So, what can we take away from this?

First, I will start by stating that initiating trust with your candidates is the responsibility of the recruiter. As a recruiter, you have to take pride in what you do and make sure your reputation proceeds you. Getting to know someone for who they are, and not based purely on pay, shift, location, etc is essential. Albeit, this is pretty basic information, but I promise you will have to remind yourself many times over your career.

Secondly, I put a lot of responsibility on the candidate, once trust has been established, to be open and honest about their needs and wants. Moving on from there it is very important to establish transparency and work together as a team. If a candidate is not opening up with me about what they want, it will be hard for me to negotiate with the company on the candidate’s behalf. For example, going back to John Doe, if he had let me know that he was interviewing at other places I could have used that to his advantage. I may have been able to leverage the demand, and maybe even increase his offer. It would have allowed me to speed up timelines instead of playing the waiting game.

The candidate and recruiter should be a team. As a recruiter, I want to get the candidate everything they want. Sometimes I can do so, and sometimes I am not, but I am always committed to trying my best. I ask the hard questions because I want to know what makes the individuals I work with get out of bed in the morning. What motivates them to do a good job? Why are they looking for a change? Etc. The only way to truly accomplish this is by having an open and honest relationship where trust is the foundation.

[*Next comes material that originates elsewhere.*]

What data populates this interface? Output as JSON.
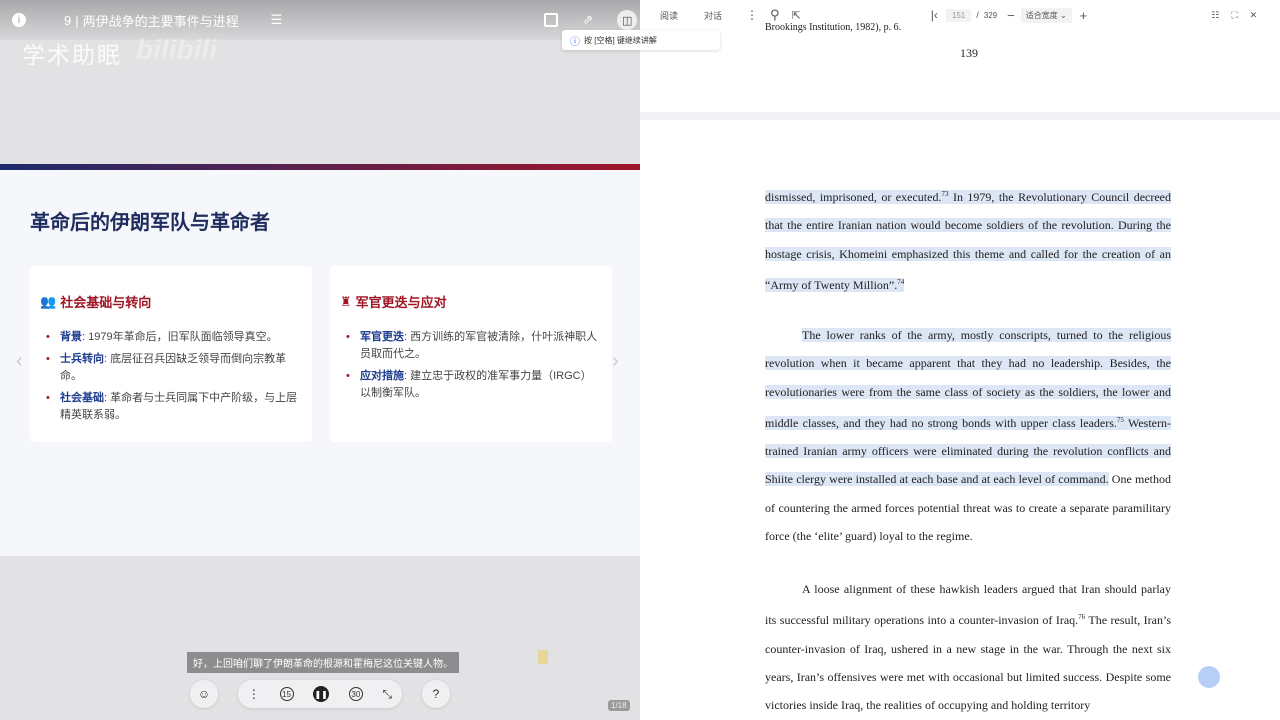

From a candidate perspective, I will tell you that some recruiters are better than others. It is your job to get to know and make sure you have confidence in the recruiter. If you know someone who had a good experience ask for the contact info and then introduce yourself. I promise a recruiter will be more than happy to hear from you. Some questions may make you feel uncomfortable, but if you’re working with a good recruiter it will only benefit you, to be honest about where your head is at.

One question that often makes people feel uncomfortable is what they desire for wages. It’s important to be honest about current and potential wages because if I am a good recruiter, I will know what the market is for individuals with your skillset and help you understand what you’re able to demand. Whether you are above or below that threshold, it is my job to tell you. If you disagree, I will not be offended if our relationship doesn’t move forward, but at least we will know that on the front end instead of wasting time.

There’s nothing more rewarding to me than finding a candidate for the perfect placement. It takes time getting to know a person but the reward is worth the effort. I write this because I want to encourage people to have a relationship with a recruiter that is beneficial for both parties. It can be done without someone feeling like they won or lost. You are on the same team.